Source: Daily Freeman Journal, Webster City, IA - Feb. 5, 1943

Lieut. David McNarney on Leave From Aleutian Theater.

Back from service with the U.S. bomber squadron in the Aleutian island battle zone, Lieut. David L. McNarney, nephew of Mr. and Mrs. C. A. Phillips of this city, is visiting here on a short leave.

A recipient of the Purple Heart award early this year after being wounded by shrapnel from enemy gunfire in low altitude attacks on Japanese installations at Kiska, Lieutenant McNarney has been honored by the defense command of the army air forces with the air medal for heroism.

The citation for the air medal award presented by Major-General Butler read in part:

“Lieutenant McNarny was co-pilot of a medium bomber that pressed home a deck level attack on Japanese shipping in Kiska harbor.  While approaching and leaving the target area the airplane was hit repeatedly by extremely heavy anti-aircraft fire.

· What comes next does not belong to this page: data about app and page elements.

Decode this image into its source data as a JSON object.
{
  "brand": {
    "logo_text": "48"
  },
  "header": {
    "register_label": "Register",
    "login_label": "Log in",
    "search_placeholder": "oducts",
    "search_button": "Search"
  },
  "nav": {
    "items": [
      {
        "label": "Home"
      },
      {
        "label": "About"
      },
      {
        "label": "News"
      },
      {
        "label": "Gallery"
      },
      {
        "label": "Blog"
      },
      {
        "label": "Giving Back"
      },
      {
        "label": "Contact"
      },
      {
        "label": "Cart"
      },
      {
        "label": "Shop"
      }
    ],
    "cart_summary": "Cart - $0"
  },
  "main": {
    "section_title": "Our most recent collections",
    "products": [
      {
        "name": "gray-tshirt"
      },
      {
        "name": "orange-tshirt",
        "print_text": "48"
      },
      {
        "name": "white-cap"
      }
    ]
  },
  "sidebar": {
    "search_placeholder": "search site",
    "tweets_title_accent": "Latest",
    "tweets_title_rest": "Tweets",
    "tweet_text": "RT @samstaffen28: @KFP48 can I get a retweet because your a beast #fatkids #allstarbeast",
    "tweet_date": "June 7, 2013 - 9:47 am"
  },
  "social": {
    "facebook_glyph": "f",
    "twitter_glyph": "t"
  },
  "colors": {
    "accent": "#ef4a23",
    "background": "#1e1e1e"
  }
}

The pilot and Lieutenant  McNarney were wounded, and, as the pilot’s injuries incapacitated him for further flying, Lieutenant McNarney flew the airplane back to the base and landed it safely. His actions were exceptionally courage’s, gallant and of extraordinary achievement.”

Coincident with the award of the air medal, the flier was advanced to the rank of first lieutenant.  After a leave spent here last January during which he recuperated from wounds received in the bombing mission, Lieutenant McNarney returned to the Aleutian theater and swung back into action.

During the recent stepped up campaign against the Japanese held bases, Lieutenant McNarney participated in many hard hitting raids.  In 48 hours, during a especially active air “blitz,” the aviator flew on four separate missions.  At the state of the battle for Attu, he was held in a reserve squadron for the first six days before being granted his leave to return to Iowa. He expects to be transferred to another theater of action upon completion of his current leave.

Source: Daily Freeman Journal, June 5, 1943


David Lawrence McNarney was born Oct. 1, 1920 to Frank Thomas and Florence Phillips McNarney. He died Nov. 19, 1968 and is buried in Florida Memorial Gardens, Rockledge, FL.

Source: ancestry.com